Boris Johnson, the U.K. lawmaker expected to become the country’s prime minister, once argued that the practice of Islam had historically put the Muslim world “literally centuries behind” western countries, an article unearthed by a British newspaper reveals.
“There must be something about Islam that indeed helps to explain why there was no rise of the bourgeoisie, no liberal capitalism and therefore no spread of democracy in the Muslim world,” Johnson wrote in an essay included in a 2007 version of his historical book The Dream of Rome, The Guardian reports.
Johnson suggested that the religion had played a role in inhibiting the Islamic world’s technological and cultural progress. “It is extraordinary to think that under the Roman/Byzantine empire, the city of Constantinople kept the candle of learning alight for a thousand years, and that under Ottoman rule, the first printing press was not seen in Istanbul until the middle of the nineteenth century,” Johnson wrote. “Something caused them to be literally centuries behind.”
The lawmaker also claimed that “Muslim art” had never produced anything comparable to Michelangelo’s 16th Century masterpiece on the ceiling of the Sistine Chapel, in part “because it is beyond the technical accomplishment of Islamic art.”
Johnson, who championed the successful 2016 campaign for the U.K. to leave the E.U., is the strong favorite to win his Conservative party’s leadership race, ending July 23 – meaning he will likely replace Theresa May as prime minister.

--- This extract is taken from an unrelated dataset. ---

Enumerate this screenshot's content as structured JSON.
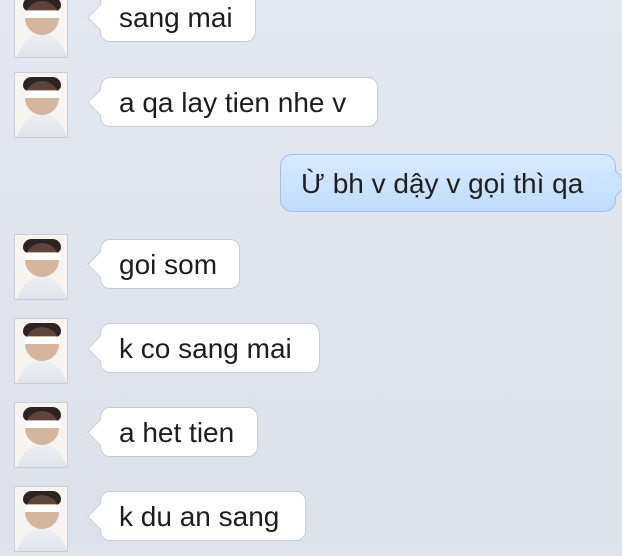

He has previously come under fire for inflammatory statements about the Muslim community, including his claim in a 2018 column for rightwing newspaper The Telegraph that women who wear burqas – the full-face veil – look like “letterboxes” and “bank robbers.”
In the 2007 essay, titled “And Then Came the Muslims,” Johnson quoted Winston Churchill’s statement that there was “no stronger retrograde force” in the world than Islam, according to The Guardian.
“It is time to get deep down and dirty and examine the central charge made by everyone from Winston Churchill to the Pope, namely that the real problem with the Islamic world is Islam,” he wrote. “We must be honest and accept that there is more than a grain of truth in Churchill’s analysis of the economic and social consequences of the religion.”
The politician added that he hopes he will not be accused of Islamophobia, because his great-grandfather, Turkish journalist and politician Ali Kemal, had been a Muslim.
Johnson’s campaign did not immediately respond to TIME’s request for comment.